  • Programs needs for information
  • Child health needs

Advocacy

  • Pressure points in program budgets, priorities
  • Effective methods to present a case
  • Use of data in Fact Sheets, testimony, the media, to strengthen family stories

Grant writing

  • Use of data to strengthen proposal

Kristin Grimm, Spitfire Strategies

slide26

DRC website

www.childhealthdata.org

umbrella site for national SLAITS survey data

slide31
Example of single indicator graph comparing two geographic areas and three subgroups of children (by type of health insurance)
slide37

Putting data into action

  • How “Action for Children North Carolina” used data from the DRC
  • 1. Basis for an issue brief
    • Outcomes by Income: low-income children fare worse on many indicators
  • Strengthen relationships with media
    • Sent the findings out to North Carolina’s Hispanic news outlets and others
basis for an issue brief
Basis for an issue brief
  • Data from the DRC allowed AFC to look at health, early care & education outcomes for children by income
    • First time AFC could do this for a large number of indicators
    • Good opportunity to provide recent comparable findings on health insurance & child care subsidies
slide39

Strengthen relationships with local media

AFC is now the ‘go-to’ source for information about children in NC

Great source of data by race (a frequent media request)

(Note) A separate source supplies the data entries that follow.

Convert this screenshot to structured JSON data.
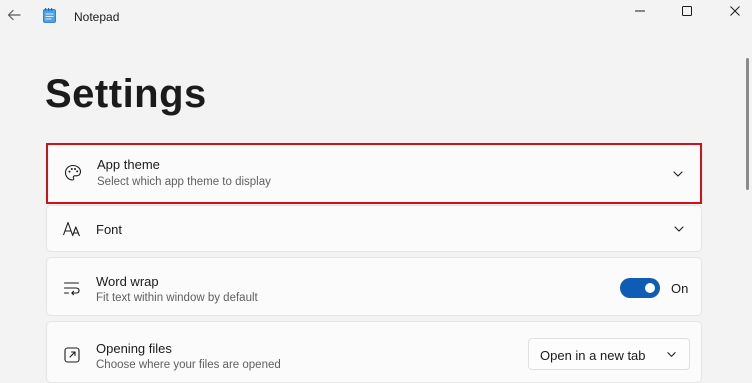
{
  "window": {
    "app_title": "Notepad",
    "back_icon": "back-arrow-icon",
    "app_icon": "notepad-icon",
    "controls": [
      "minimize-icon",
      "maximize-icon",
      "close-icon"
    ]
  },
  "page": {
    "title": "Settings"
  },
  "settings": {
    "app_theme": {
      "title": "App theme",
      "subtitle": "Select which app theme to display",
      "icon": "palette-icon",
      "highlighted": true,
      "highlight_color": "#d0111b"
    },
    "font": {
      "title": "Font",
      "icon": "font-size-icon"
    },
    "word_wrap": {
      "title": "Word wrap",
      "subtitle": "Fit text within window by default",
      "icon": "word-wrap-icon",
      "toggle_state": "On",
      "toggle_color": "#0f5cb4"
    },
    "opening_files": {
      "title": "Opening files",
      "subtitle": "Choose where your files are opened",
      "icon": "open-external-icon",
      "selected": "Open in a new tab"
    }
  }
}
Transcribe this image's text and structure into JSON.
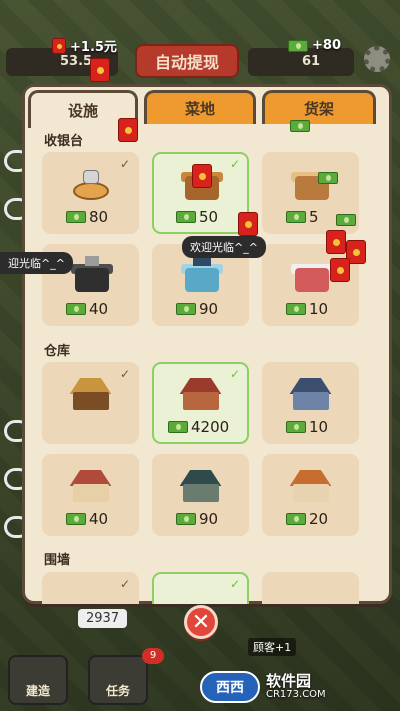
{
  "top": {
    "reward_text": "+1.5元",
    "cash_reward_text": "+80",
    "coin_left": "53.5",
    "coin_right": "61",
    "withdraw_label": "自动提现"
  },
  "tabs": [
    {
      "label": "设施",
      "active": true
    },
    {
      "label": "菜地",
      "active": false
    },
    {
      "label": "货架",
      "active": false
    }
  ],
  "sections": [
    {
      "title": "收银台",
      "items": [
        {
          "price": "80",
          "owned": true,
          "selected": false,
          "icon": "cash-register-icon"
        },
        {
          "price": "50",
          "owned": true,
          "selected": true,
          "icon": "desk-icon"
        },
        {
          "price": "5",
          "owned": false,
          "selected": false,
          "icon": "counter-icon"
        },
        {
          "price": "40",
          "owned": false,
          "selected": false,
          "icon": "register-icon"
        },
        {
          "price": "90",
          "owned": false,
          "selected": false,
          "icon": "laptop-counter-icon"
        },
        {
          "price": "10",
          "owned": false,
          "selected": false,
          "icon": "printer-counter-icon"
        }
      ]
    },
    {
      "title": "仓库",
      "items": [
        {
          "price": "",
          "owned": true,
          "selected": false,
          "icon": "warehouse-icon"
        },
        {
          "price": "4200",
          "owned": true,
          "selected": true,
          "icon": "warehouse-icon"
        },
        {
          "price": "10",
          "owned": false,
          "selected": false,
          "icon": "warehouse-icon"
        },
        {
          "price": "40",
          "owned": false,
          "selected": false,
          "icon": "warehouse-icon"
        },
        {
          "price": "90",
          "owned": false,
          "selected": false,
          "icon": "warehouse-icon"
        },
        {
          "price": "20",
          "owned": false,
          "selected": false,
          "icon": "warehouse-icon"
        }
      ]
    },
    {
      "title": "围墙"
    }
  ],
  "tooltips": {
    "center": "欢迎光临^_^",
    "left": "迎光临^_^"
  },
  "bottom": {
    "count": "2937",
    "build_label": "建造",
    "task_label": "任务",
    "task_badge": "9",
    "bonus_label": "顾客+1"
  },
  "watermark": {
    "logo": "西西",
    "name": "软件园",
    "site": "CR173.COM"
  },
  "colors": {
    "panel_bg": "#f2e8d2",
    "tab_active": "#f2e8d2",
    "tab_inactive": "#ef9a2e",
    "card_bg": "#ecd7b8",
    "card_selected_border": "#8ccf62",
    "close_button": "#e0463a"
  }
}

other ways acf used the data
Other ways ACF used the data
  • Various presentations
  • Created a ‘Positive Indicators’ section in their biennial North Carolina Children’s Index report; variables included:
    • read to daily by a family member
    • attends religious services
    • parent feels neighborhood is safe
slide42

At the population level, this estimate

translates into over 1 million children

in Texas without health insurance of

any type at the time of the survey

take home messages
Take home messages
  • Significant investments (time, effort, money, et cetera) have been expended to collect these data
  • Valuable source of key child health & well-being, family & community indicators
  • The 2003 NSCH model demonstrates a successful indicator development & dissemination process that may be applicable to your situation
thanks
Thanks!

Kathleen S. O’Connor, MPH koconnor1@cdc.gov

CDC, NCHS slaits@cdc.gov

Hyattsville, MD

Christina Bethell, PhD, MPH, MBA bethellc@ohsu.edu

Director, the Child & Adolescent Health

Measurement Initiative (CAHMI)

Portland, OR

Stephen Blumberg , Ph.D. sblumberg@cdc.gov

CDC, NCHS slaits@cdc.gov

Hyattsville, MD